To my mother, MyrHe Bullard. All rights reserved. No part of this publication may be reproduced or transmitted in any form or by any means, electronic or mechanical, including photocopy, recording, or any in- formation storage and retrieval system, without permission in writing from the publisher. Includes bibliographical references and index. ISBN pbk. Environmental policy-Southern States.
ELS Statement in Solidarity
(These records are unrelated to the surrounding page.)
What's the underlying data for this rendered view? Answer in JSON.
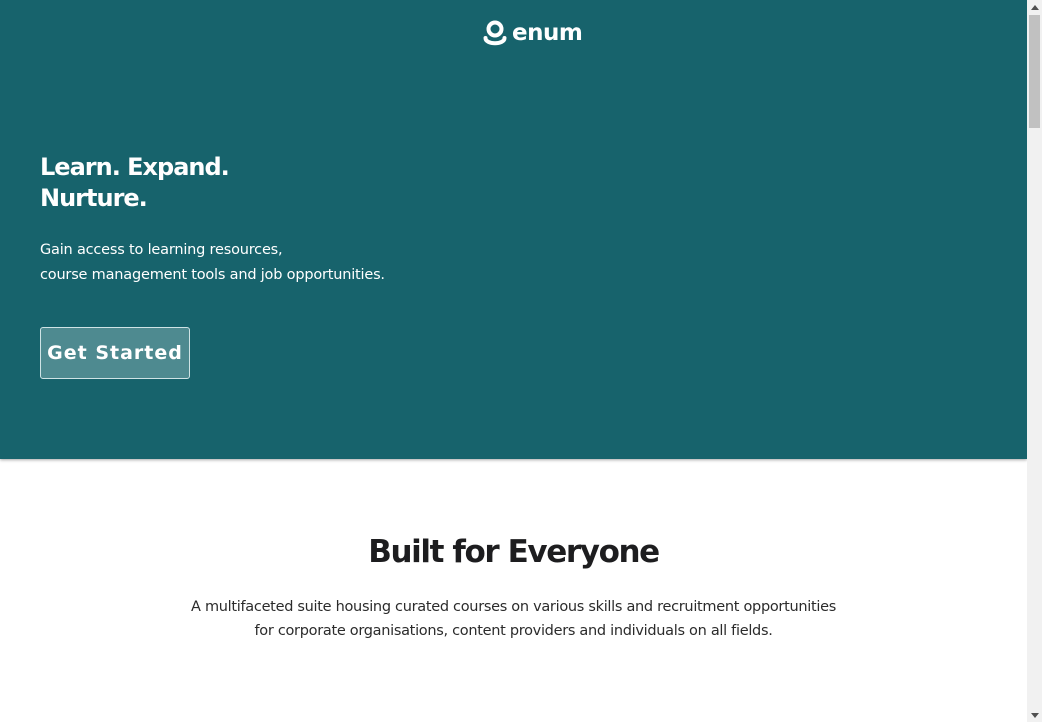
{
  "brand": {
    "name": "enum",
    "icon": "enum-logo-icon"
  },
  "hero": {
    "headline_line1": "Learn. Expand.",
    "headline_line2": "Nurture.",
    "subtext_line1": "Gain access to learning resources,",
    "subtext_line2": "course management tools and job opportunities.",
    "cta_label": "Get Started",
    "background_color": "#17636c"
  },
  "features": {
    "title": "Built for Everyone",
    "desc_line1": "A multifaceted suite housing curated courses on various skills and recruitment opportunities",
    "desc_line2": "for corporate organisations, content providers and individuals on all fields."
  },
  "scrollbar": {
    "up_icon": "scroll-up-arrow-icon",
    "down_icon": "scroll-down-arrow-icon"
  }
}
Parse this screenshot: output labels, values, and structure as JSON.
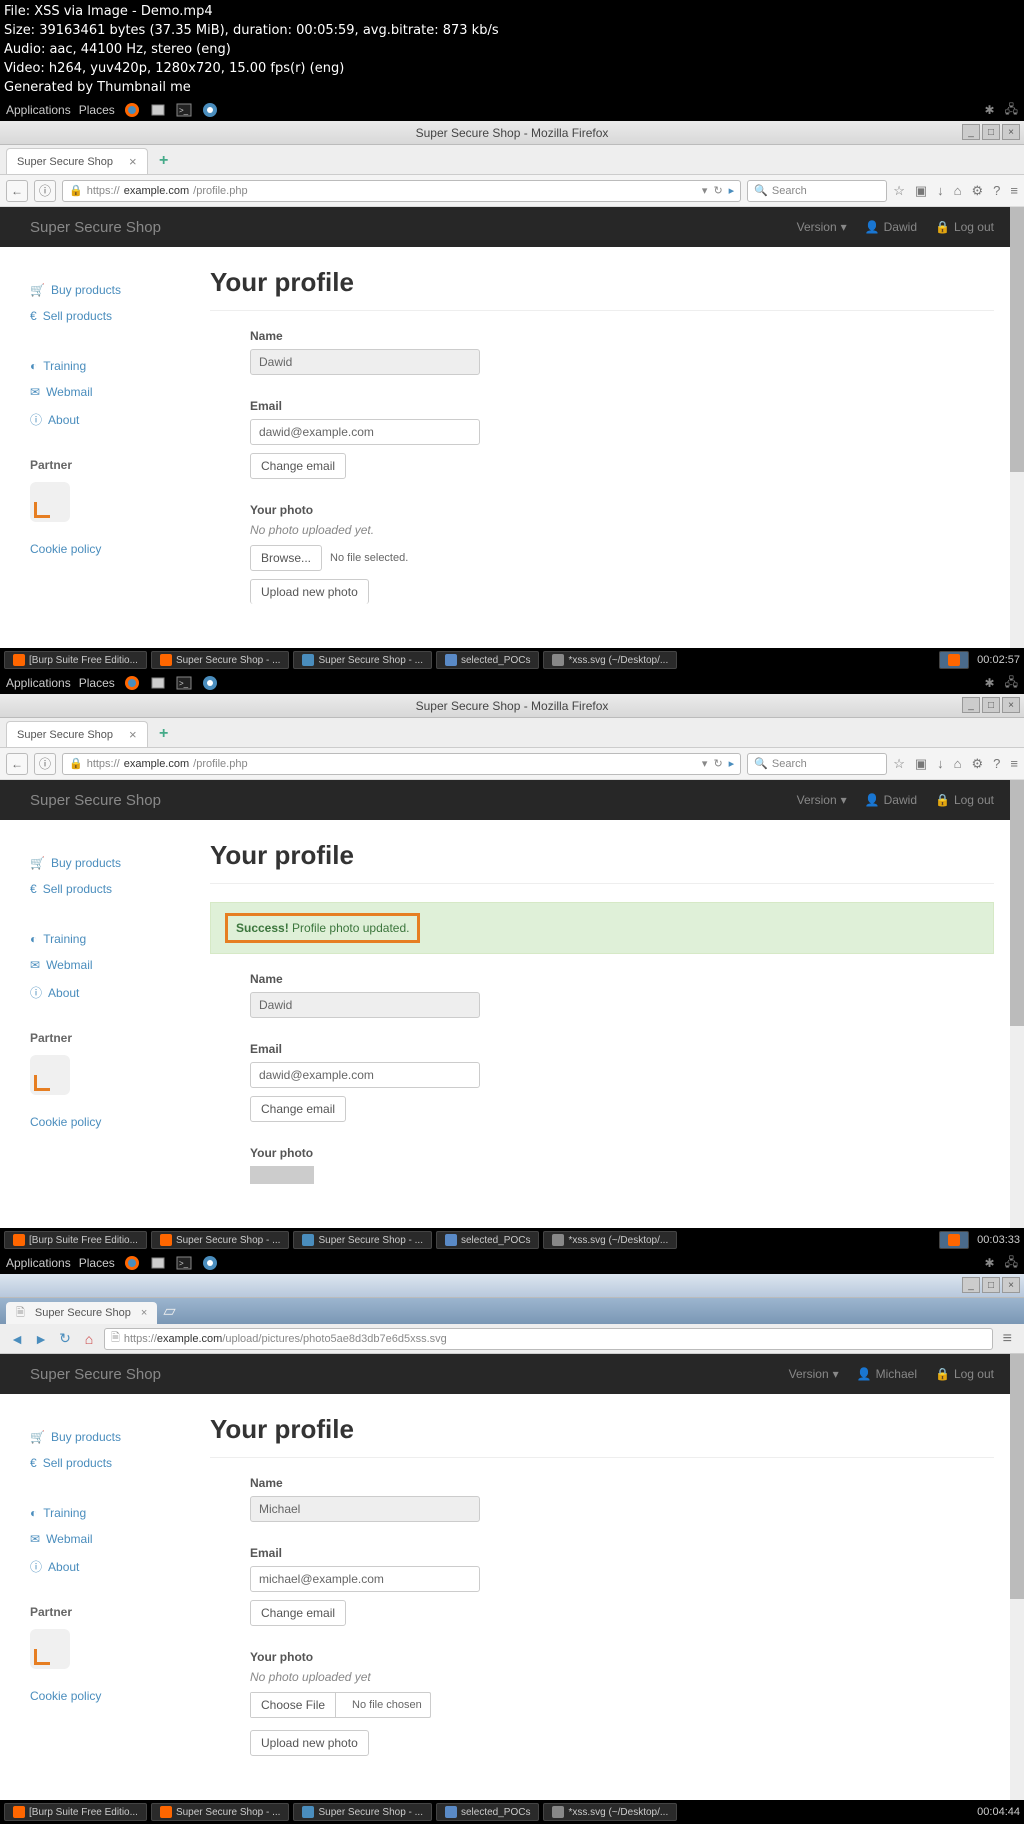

A critical look at the movement for environmental justice When Bill Clinton signed an Executive Order on Environmental Justice in , the phenomenon of environmental racism—the disproportionate impact of environmental hazards, particularly toxic waste dumps and polluting factories, on people of color and low-income communities—gained unprecedented recognition. Behind the President's signature, however, lies a remarkable tale of grassroots activism and political mobilization. Today, thousands of activists in hundreds of locales are fighting for their children, their communities, their quality of life, and their health. From the Ground Up critically examines one of the fastest growing social movements in the United States, the movement for environmental justice. Tracing the movement's roots, Luke Cole and Sheila Foster combine long-time activism with powerful storytelling to provide gripping case studies of communities across the U.